Task to carry out — Repeat the records verbatim and leave the pictures out of your copy.

Source material —
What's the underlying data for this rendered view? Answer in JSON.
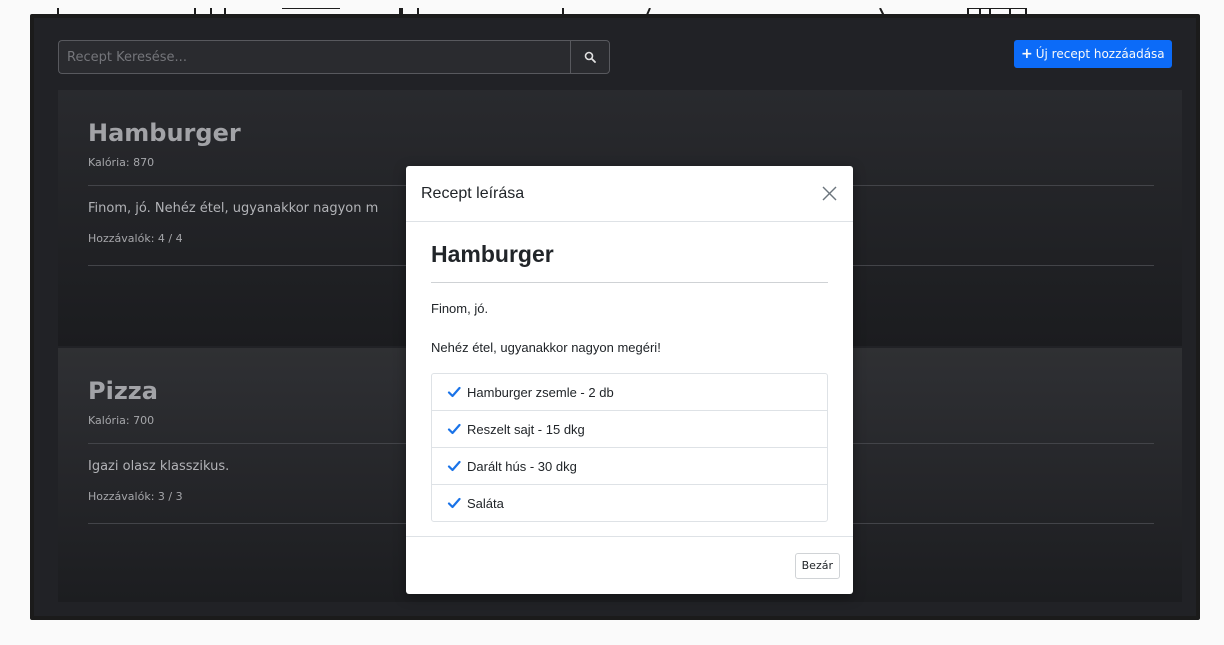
{
  "search": {
    "placeholder": "Recept Keresése...",
    "icon": "search-icon"
  },
  "toolbar": {
    "add_label": "Új recept hozzáadása",
    "add_icon": "plus-icon"
  },
  "recipes": [
    {
      "title": "Hamburger",
      "calories": "Kalória: 870",
      "description": "Finom, jó. Nehéz étel, ugyanakkor nagyon m",
      "ingredients": "Hozzávalók: 4 / 4"
    },
    {
      "title": "Pizza",
      "calories": "Kalória: 700",
      "description": "Igazi olasz klasszikus.",
      "ingredients": "Hozzávalók: 3 / 3"
    }
  ],
  "modal": {
    "title": "Recept leírása",
    "recipe_title": "Hamburger",
    "paragraphs": [
      "Finom, jó.",
      "Nehéz étel, ugyanakkor nagyon megéri!"
    ],
    "ingredients": [
      "Hamburger zsemle - 2 db",
      "Reszelt sajt - 15 dkg",
      "Darált hús - 30 dkg",
      "Saláta"
    ],
    "close_label": "Bezár"
  },
  "colors": {
    "accent": "#0d6efd",
    "check": "#1a73e8",
    "panel_bg": "#222327"
  }
}
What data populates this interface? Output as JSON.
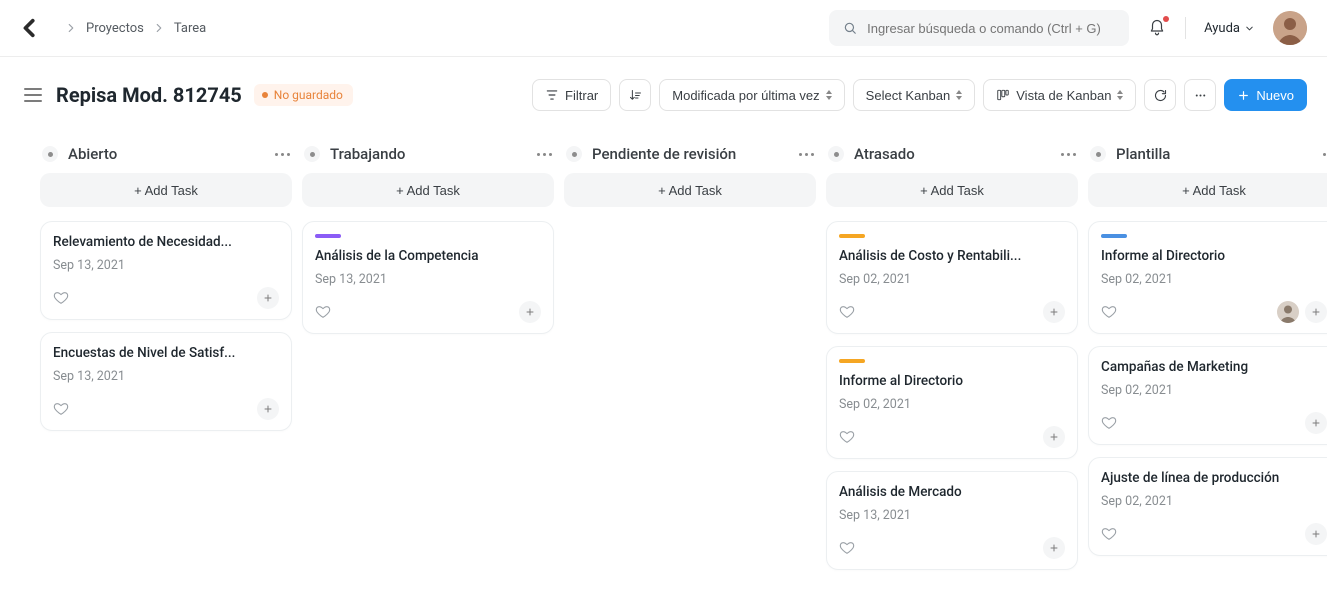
{
  "breadcrumb": {
    "projects": "Proyectos",
    "task": "Tarea"
  },
  "search": {
    "placeholder": "Ingresar búsqueda o comando (Ctrl + G)"
  },
  "help": {
    "label": "Ayuda"
  },
  "page": {
    "title": "Repisa Mod. 812745",
    "unsaved": "No guardado"
  },
  "toolbar": {
    "filter": "Filtrar",
    "sort": "Modificada por última vez",
    "select_kanban": "Select Kanban",
    "view": "Vista de Kanban",
    "new": "Nuevo"
  },
  "add_task_label": "+ Add Task",
  "columns": [
    {
      "title": "Abierto",
      "cards": [
        {
          "tag": null,
          "title": "Relevamiento de Necesidad...",
          "date": "Sep 13, 2021",
          "assignee": false
        },
        {
          "tag": null,
          "title": "Encuestas de Nivel de Satisf...",
          "date": "Sep 13, 2021",
          "assignee": false
        }
      ]
    },
    {
      "title": "Trabajando",
      "cards": [
        {
          "tag": "purple",
          "title": "Análisis de la Competencia",
          "date": "Sep 13, 2021",
          "assignee": false
        }
      ]
    },
    {
      "title": "Pendiente de revisión",
      "cards": []
    },
    {
      "title": "Atrasado",
      "cards": [
        {
          "tag": "amber",
          "title": "Análisis de Costo y Rentabili...",
          "date": "Sep 02, 2021",
          "assignee": false
        },
        {
          "tag": "amber",
          "title": "Informe al Directorio",
          "date": "Sep 02, 2021",
          "assignee": false
        },
        {
          "tag": null,
          "title": "Análisis de Mercado",
          "date": "Sep 13, 2021",
          "assignee": false
        }
      ]
    },
    {
      "title": "Plantilla",
      "cards": [
        {
          "tag": "blue",
          "title": "Informe al Directorio",
          "date": "Sep 02, 2021",
          "assignee": true
        },
        {
          "tag": null,
          "title": "Campañas de Marketing",
          "date": "Sep 02, 2021",
          "assignee": false
        },
        {
          "tag": null,
          "title": "Ajuste de línea de producción",
          "date": "Sep 02, 2021",
          "assignee": false
        }
      ]
    }
  ]
}
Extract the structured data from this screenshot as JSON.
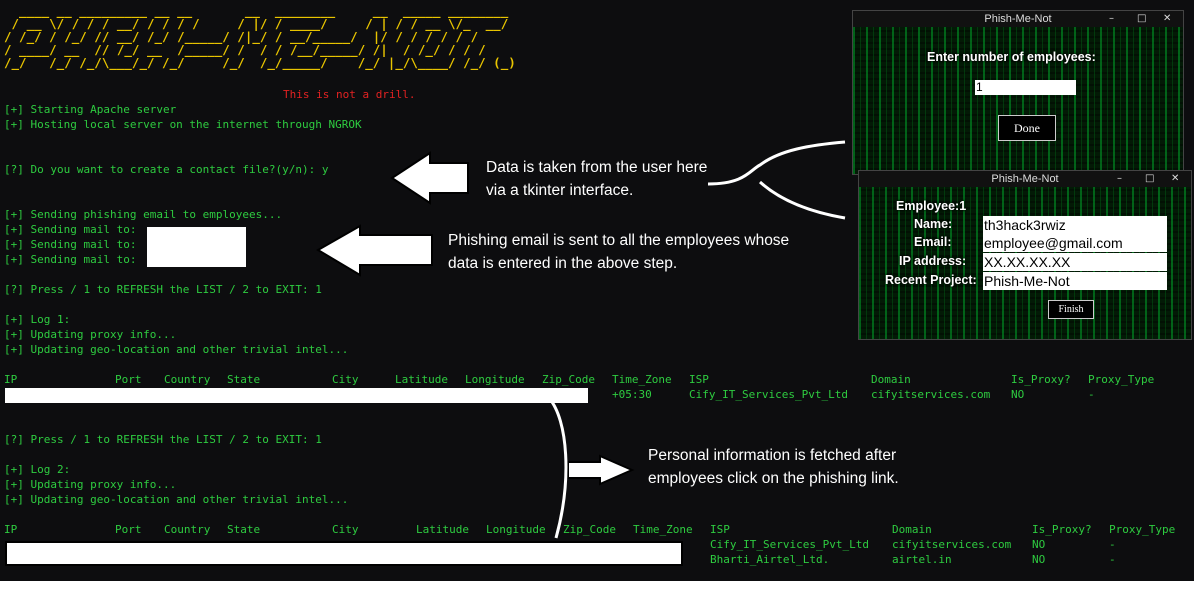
{
  "ascii_banner": [
    "  ____ __ _________ __ __       __  ________     __  _____ ________",
    " / __ \\/ / / / __/ / / / /     / |/ / ____/     / | / / __ \\/_  __/",
    "/ /_/ / /_/ // __/ /_/ /_____/ /|_/ / __/_____/  |/ / / / / / /   ",
    "/ ____/ __  // /_/ __  /_____/ /  / / /__/_____/ /|  / /_/ / / /    ",
    "/_/   /_/ /_/\\___/_/ /_/     /_/  /_/_____/    /_/ |_/\\____/ /_/ (_)"
  ],
  "drill_text": "This is not a drill.",
  "terminal": {
    "line1": "[+] Starting Apache server",
    "line2": "[+] Hosting local server on the internet through NGROK",
    "contact_prompt": "[?] Do you want to create a contact file?(y/n): y",
    "sending1": "[+] Sending phishing email to employees...",
    "mail1": "[+] Sending mail to:",
    "mail2": "[+] Sending mail to:",
    "mail3": "[+] Sending mail to:",
    "press1": "[?] Press / 1 to REFRESH the LIST / 2 to EXIT: 1",
    "log1": "[+] Log 1:",
    "proxy1": "[+] Updating proxy info...",
    "geo1": "[+] Updating geo-location and other trivial intel...",
    "press2": "[?] Press / 1 to REFRESH the LIST / 2 to EXIT: 1",
    "log2": "[+] Log 2:",
    "proxy2": "[+] Updating proxy info...",
    "geo2": "[+] Updating geo-location and other trivial intel..."
  },
  "table1": {
    "headers": [
      "IP",
      "Port",
      "Country",
      "State",
      "City",
      "Latitude",
      "Longitude",
      "Zip_Code",
      "Time_Zone",
      "ISP",
      "Domain",
      "Is_Proxy?",
      "Proxy_Type"
    ],
    "row": {
      "time_zone": "+05:30",
      "isp": "Cify_IT_Services_Pvt_Ltd",
      "domain": "cifyitservices.com",
      "is_proxy": "NO",
      "proxy_type": "-"
    }
  },
  "table2": {
    "headers": [
      "IP",
      "Port",
      "Country",
      "State",
      "City",
      "Latitude",
      "Longitude",
      "Zip_Code",
      "Time_Zone",
      "ISP",
      "Domain",
      "Is_Proxy?",
      "Proxy_Type"
    ],
    "rows": [
      {
        "isp": "Cify_IT_Services_Pvt_Ltd",
        "domain": "cifyitservices.com",
        "is_proxy": "NO",
        "proxy_type": "-"
      },
      {
        "isp": "Bharti_Airtel_Ltd.",
        "domain": "airtel.in",
        "is_proxy": "NO",
        "proxy_type": "-"
      }
    ]
  },
  "annotations": {
    "tkinter": [
      "Data is taken from the user here",
      "via a tkinter interface."
    ],
    "phishing": [
      "Phishing email is sent to all the employees whose",
      "data is entered in the above step."
    ],
    "personal": [
      "Personal information is fetched after",
      "employees click on the phishing link."
    ]
  },
  "window1": {
    "title": "Phish-Me-Not",
    "prompt": "Enter number of employees:",
    "input_value": "1",
    "button": "Done"
  },
  "window2": {
    "title": "Phish-Me-Not",
    "employee_label": "Employee:1",
    "name_label": "Name:",
    "name_value": "th3hack3rwiz",
    "email_label": "Email:",
    "email_value": "employee@gmail.com",
    "ip_label": "IP address:",
    "ip_value": "XX.XX.XX.XX",
    "project_label": "Recent Project:",
    "project_value": "Phish-Me-Not",
    "button": "Finish"
  },
  "colors": {
    "terminal_bg": "#0d0d0f",
    "terminal_text": "#2ecc40",
    "banner": "#e8c400",
    "alert": "#e22222"
  }
}
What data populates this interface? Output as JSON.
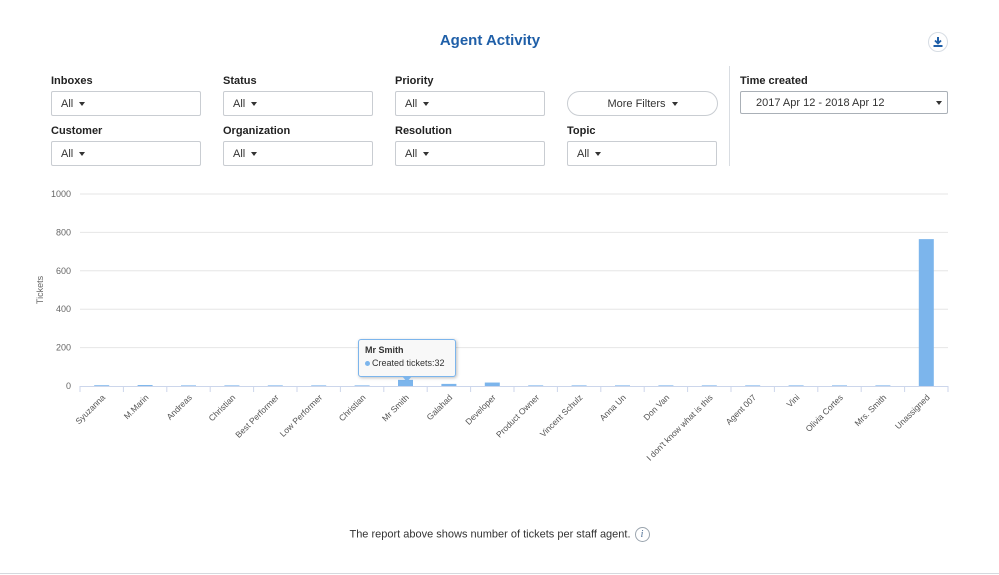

Exercise response —
What's the underlying data for this rendered view? Answer in JSON.
{
  "search": {
    "placeholder": "Recept Keresése...",
    "icon": "search-icon"
  },
  "toolbar": {
    "add_label": "Új recept hozzáadása",
    "add_icon": "plus-icon"
  },
  "recipes": [
    {
      "title": "Hamburger",
      "calories": "Kalória: 870",
      "description": "Finom, jó. Nehéz étel, ugyanakkor nagyon m",
      "ingredients": "Hozzávalók: 4 / 4"
    },
    {
      "title": "Pizza",
      "calories": "Kalória: 700",
      "description": "Igazi olasz klasszikus.",
      "ingredients": "Hozzávalók: 3 / 3"
    }
  ],
  "modal": {
    "title": "Recept leírása",
    "recipe_title": "Hamburger",
    "paragraphs": [
      "Finom, jó.",
      "Nehéz étel, ugyanakkor nagyon megéri!"
    ],
    "ingredients": [
      "Hamburger zsemle - 2 db",
      "Reszelt sajt - 15 dkg",
      "Darált hús - 30 dkg",
      "Saláta"
    ],
    "close_label": "Bezár"
  },
  "colors": {
    "accent": "#0d6efd",
    "check": "#1a73e8",
    "panel_bg": "#222327"
  }
}
What data populates this interface? Output as JSON.
{
  "breadcrumb": {
    "projects": "Proyectos",
    "task": "Tarea"
  },
  "search": {
    "placeholder": "Ingresar búsqueda o comando (Ctrl + G)"
  },
  "help": {
    "label": "Ayuda"
  },
  "page": {
    "title": "Repisa Mod. 812745",
    "unsaved": "No guardado"
  },
  "toolbar": {
    "filter": "Filtrar",
    "sort": "Modificada por última vez",
    "select_kanban": "Select Kanban",
    "view": "Vista de Kanban",
    "new": "Nuevo"
  },
  "add_task_label": "+ Add Task",
  "columns": [
    {
      "title": "Abierto",
      "cards": [
        {
          "tag": null,
          "title": "Relevamiento de Necesidad...",
          "date": "Sep 13, 2021",
          "assignee": false
        },
        {
          "tag": null,
          "title": "Encuestas de Nivel de Satisf...",
          "date": "Sep 13, 2021",
          "assignee": false
        }
      ]
    },
    {
      "title": "Trabajando",
      "cards": [
        {
          "tag": "purple",
          "title": "Análisis de la Competencia",
          "date": "Sep 13, 2021",
          "assignee": false
        }
      ]
    },
    {
      "title": "Pendiente de revisión",
      "cards": []
    },
    {
      "title": "Atrasado",
      "cards": [
        {
          "tag": "amber",
          "title": "Análisis de Costo y Rentabili...",
          "date": "Sep 02, 2021",
          "assignee": false
        },
        {
          "tag": "amber",
          "title": "Informe al Directorio",
          "date": "Sep 02, 2021",
          "assignee": false
        },
        {
          "tag": null,
          "title": "Análisis de Mercado",
          "date": "Sep 13, 2021",
          "assignee": false
        }
      ]
    },
    {
      "title": "Plantilla",
      "cards": [
        {
          "tag": "blue",
          "title": "Informe al Directorio",
          "date": "Sep 02, 2021",
          "assignee": true
        },
        {
          "tag": null,
          "title": "Campañas de Marketing",
          "date": "Sep 02, 2021",
          "assignee": false
        },
        {
          "tag": null,
          "title": "Ajuste de línea de producción",
          "date": "Sep 02, 2021",
          "assignee": false
        }
      ]
    }
  ]
}
Extract the structured data from this screenshot as JSON.
{
  "ascii_banner": [
    "  ____ __ _________ __ __       __  ________     __  _____ ________",
    " / __ \\/ / / / __/ / / / /     / |/ / ____/     / | / / __ \\/_  __/",
    "/ /_/ / /_/ // __/ /_/ /_____/ /|_/ / __/_____/  |/ / / / / / /   ",
    "/ ____/ __  // /_/ __  /_____/ /  / / /__/_____/ /|  / /_/ / / /    ",
    "/_/   /_/ /_/\\___/_/ /_/     /_/  /_/_____/    /_/ |_/\\____/ /_/ (_)"
  ],
  "drill_text": "This is not a drill.",
  "terminal": {
    "line1": "[+] Starting Apache server",
    "line2": "[+] Hosting local server on the internet through NGROK",
    "contact_prompt": "[?] Do you want to create a contact file?(y/n): y",
    "sending1": "[+] Sending phishing email to employees...",
    "mail1": "[+] Sending mail to:",
    "mail2": "[+] Sending mail to:",
    "mail3": "[+] Sending mail to:",
    "press1": "[?] Press / 1 to REFRESH the LIST / 2 to EXIT: 1",
    "log1": "[+] Log 1:",
    "proxy1": "[+] Updating proxy info...",
    "geo1": "[+] Updating geo-location and other trivial intel...",
    "press2": "[?] Press / 1 to REFRESH the LIST / 2 to EXIT: 1",
    "log2": "[+] Log 2:",
    "proxy2": "[+] Updating proxy info...",
    "geo2": "[+] Updating geo-location and other trivial intel..."
  },
  "table1": {
    "headers": [
      "IP",
      "Port",
      "Country",
      "State",
      "City",
      "Latitude",
      "Longitude",
      "Zip_Code",
      "Time_Zone",
      "ISP",
      "Domain",
      "Is_Proxy?",
      "Proxy_Type"
    ],
    "row": {
      "time_zone": "+05:30",
      "isp": "Cify_IT_Services_Pvt_Ltd",
      "domain": "cifyitservices.com",
      "is_proxy": "NO",
      "proxy_type": "-"
    }
  },
  "table2": {
    "headers": [
      "IP",
      "Port",
      "Country",
      "State",
      "City",
      "Latitude",
      "Longitude",
      "Zip_Code",
      "Time_Zone",
      "ISP",
      "Domain",
      "Is_Proxy?",
      "Proxy_Type"
    ],
    "rows": [
      {
        "isp": "Cify_IT_Services_Pvt_Ltd",
        "domain": "cifyitservices.com",
        "is_proxy": "NO",
        "proxy_type": "-"
      },
      {
        "isp": "Bharti_Airtel_Ltd.",
        "domain": "airtel.in",
        "is_proxy": "NO",
        "proxy_type": "-"
      }
    ]
  },
  "annotations": {
    "tkinter": [
      "Data is taken from the user here",
      "via a tkinter interface."
    ],
    "phishing": [
      "Phishing email is sent to all the employees whose",
      "data is entered in the above step."
    ],
    "personal": [
      "Personal information is fetched after",
      "employees click on the phishing link."
    ]
  },
  "window1": {
    "title": "Phish-Me-Not",
    "prompt": "Enter number of employees:",
    "input_value": "1",
    "button": "Done"
  },
  "window2": {
    "title": "Phish-Me-Not",
    "employee_label": "Employee:1",
    "name_label": "Name:",
    "name_value": "th3hack3rwiz",
    "email_label": "Email:",
    "email_value": "employee@gmail.com",
    "ip_label": "IP address:",
    "ip_value": "XX.XX.XX.XX",
    "project_label": "Recent Project:",
    "project_value": "Phish-Me-Not",
    "button": "Finish"
  },
  "colors": {
    "terminal_bg": "#0d0d0f",
    "terminal_text": "#2ecc40",
    "banner": "#e8c400",
    "alert": "#e22222"
  }
}
What data populates this interface? Output as JSON.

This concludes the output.